More than 80 years ago, our founder Kiichiro Toyoda created a sports club along with an automotive division. I was first wondering what the sports club was for at the time, and eventually came to understand why. The spirit of “never giving up” and the spirit of “for the team” that encourages people to work for someone else－I believe these mindsets were exactly what the founding members needed in their reckless challenge to establish the automotive industry in Japan. Kiichiro must have felt that sports could help strengthen the values they should cherish, bringing about what would make Toyota, Toyota. Since then, the automobile company and the sports team, have always been inseparable; they always pushed each other to continue on, as their paths overlapped.
Following the track and field club, a Judo club was created in 1938. As the years went on, Toyota added more sports clubs to its roster, notably a soccer, rugby, and volleyball club. A decade later, in 1951, the company held its first-ever “All-Toyota Games”, an event where Toyota Group companies competed with each other through various athletic activities, representing growing enthusiasm in sports activities at Toyota.
By 1974, Toyota had as many as 35 different sports clubs, divided among its primary working locations in Japan. For example, the Tokyo office had basketball, while track and field was in Tahara City, Aichi Prefecture (where its Tahara Plant is located); at the Higashi Fuji technical center in Shizuoka Prefecture, it was soccer. These various locations (and others) had athletes that participated regularly in world-wide competitions. Sports had taken a prominent position in the minds of employees at Toyota.
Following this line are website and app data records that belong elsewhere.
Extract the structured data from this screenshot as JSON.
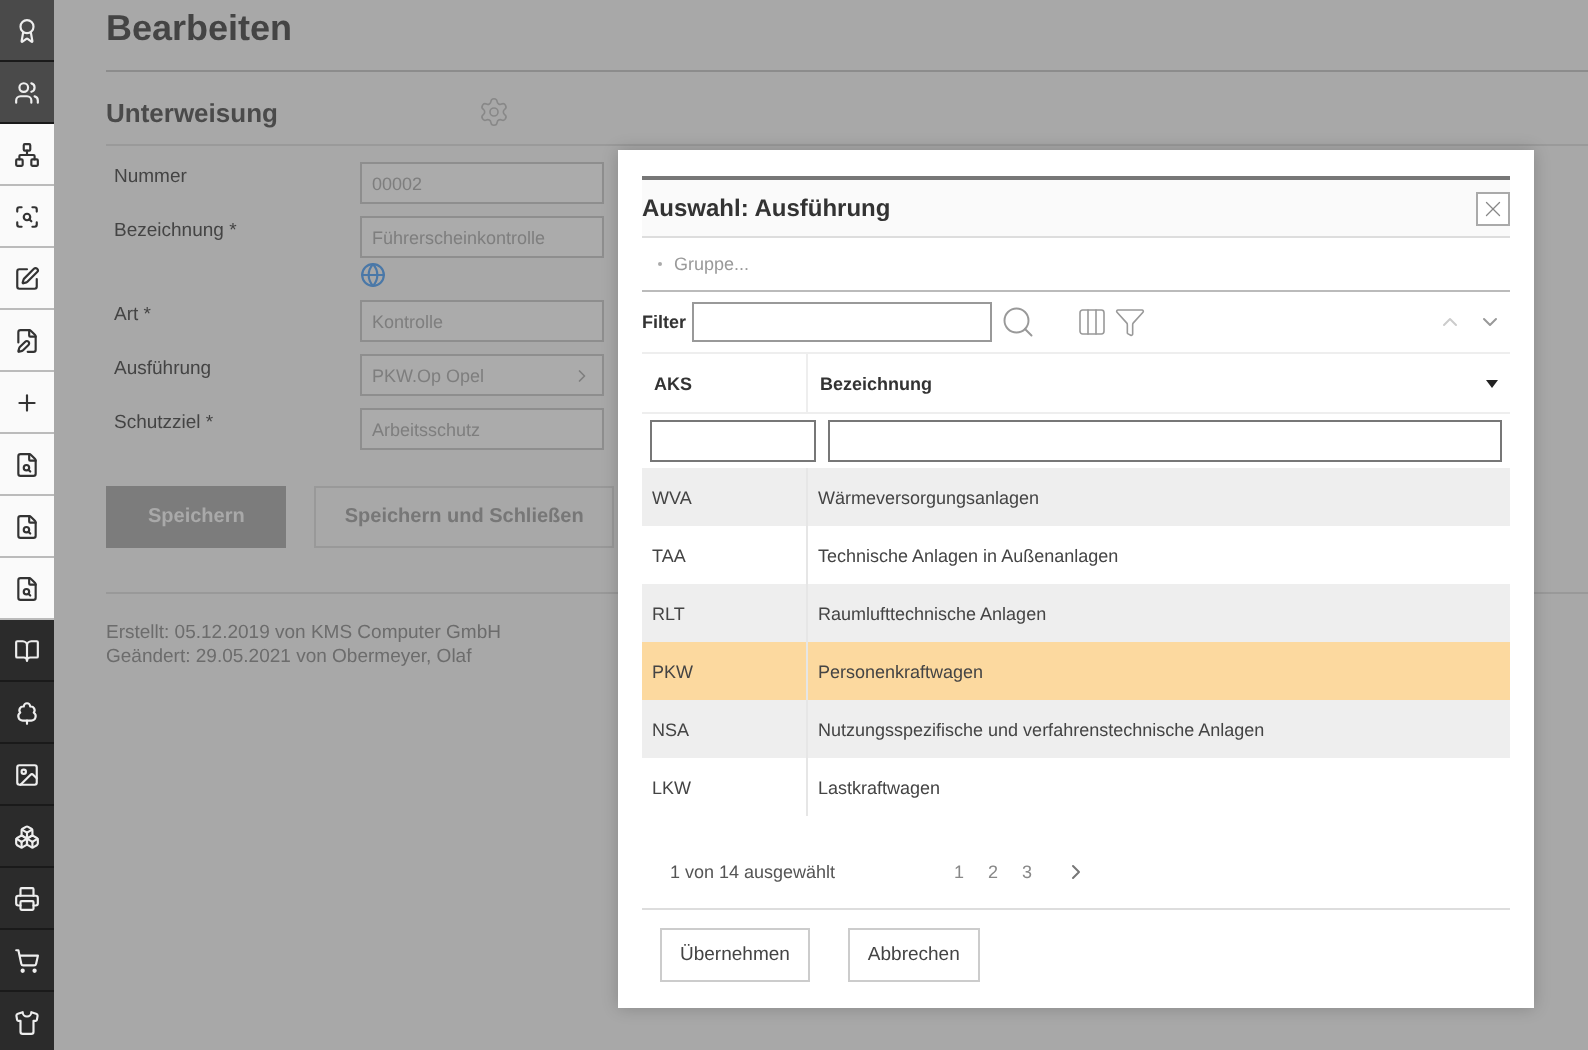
{
  "page": {
    "title": "Bearbeiten",
    "section": "Unterweisung"
  },
  "form": [
    {
      "label": "Nummer",
      "value": "00002",
      "kind": "text"
    },
    {
      "label": "Bezeichnung *",
      "value": "Führerscheinkontrolle",
      "kind": "translatable"
    },
    {
      "label": "Art *",
      "value": "Kontrolle",
      "kind": "text"
    },
    {
      "label": "Ausführung",
      "value": "PKW.Op Opel",
      "kind": "picker"
    },
    {
      "label": "Schutzziel *",
      "value": "Arbeitsschutz",
      "kind": "text"
    }
  ],
  "buttons": [
    {
      "label": "Speichern",
      "kind": "primary"
    },
    {
      "label": "Speichern und Schließen",
      "kind": "secondary"
    }
  ],
  "footer": [
    "Erstellt: 05.12.2019 von KMS Computer GmbH",
    "Geändert: 29.05.2021 von Obermeyer, Olaf"
  ],
  "dialog": {
    "title": "Auswahl: Ausführung",
    "group": "Gruppe...",
    "filter_label": "Filter",
    "columns": [
      "AKS",
      "Bezeichnung"
    ],
    "rows": [
      {
        "aks": "WVA",
        "name": "Wärmeversorgungsanlagen",
        "selected": false
      },
      {
        "aks": "TAA",
        "name": "Technische Anlagen in Außenanlagen",
        "selected": false
      },
      {
        "aks": "RLT",
        "name": "Raumlufttechnische Anlagen",
        "selected": false
      },
      {
        "aks": "PKW",
        "name": "Personenkraftwagen",
        "selected": true
      },
      {
        "aks": "NSA",
        "name": "Nutzungsspezifische und verfahrenstechnische Anlagen",
        "selected": false
      },
      {
        "aks": "LKW",
        "name": "Lastkraftwagen",
        "selected": false
      }
    ],
    "status": "1 von 14 ausgewählt",
    "pages": [
      "1",
      "2",
      "3"
    ],
    "buttons": [
      "Übernehmen",
      "Abbrechen"
    ]
  }
}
Even as globalization has, to some extent, created division among people, sports still play an important role in uniting people around the world, by bringing harmony and an opportunity to understand one another. Sports can encourage supporters, reinvigorate people in the local communities, and internally, bring team members around the world together. These are the reasons why Toyota is passionate about sports.
The power of sports is a value Toyota has cherished
Toyota has, since its founding, remained committed to keeping its internal sports teams and continued to recognize sports as a way of bringing people together, no matter the market conditions or the broader challenges its business has faced. It is because the power of sports is exactly a value that Toyota has long cherished, as shown in key words of sports: “challenge,” “never give up,” “teamwork,” and “respect.”
People all over the world have experienced difficulty because of the COVID-19 pandemic, and athletes are no exception, having struggled with various restrictions. Regardless, Team Toyota athletes around the world will never stop fervently moving forward and aiming high. In this new section, Toyota Times will uncover such actions and spirit of Toyota’s athletes.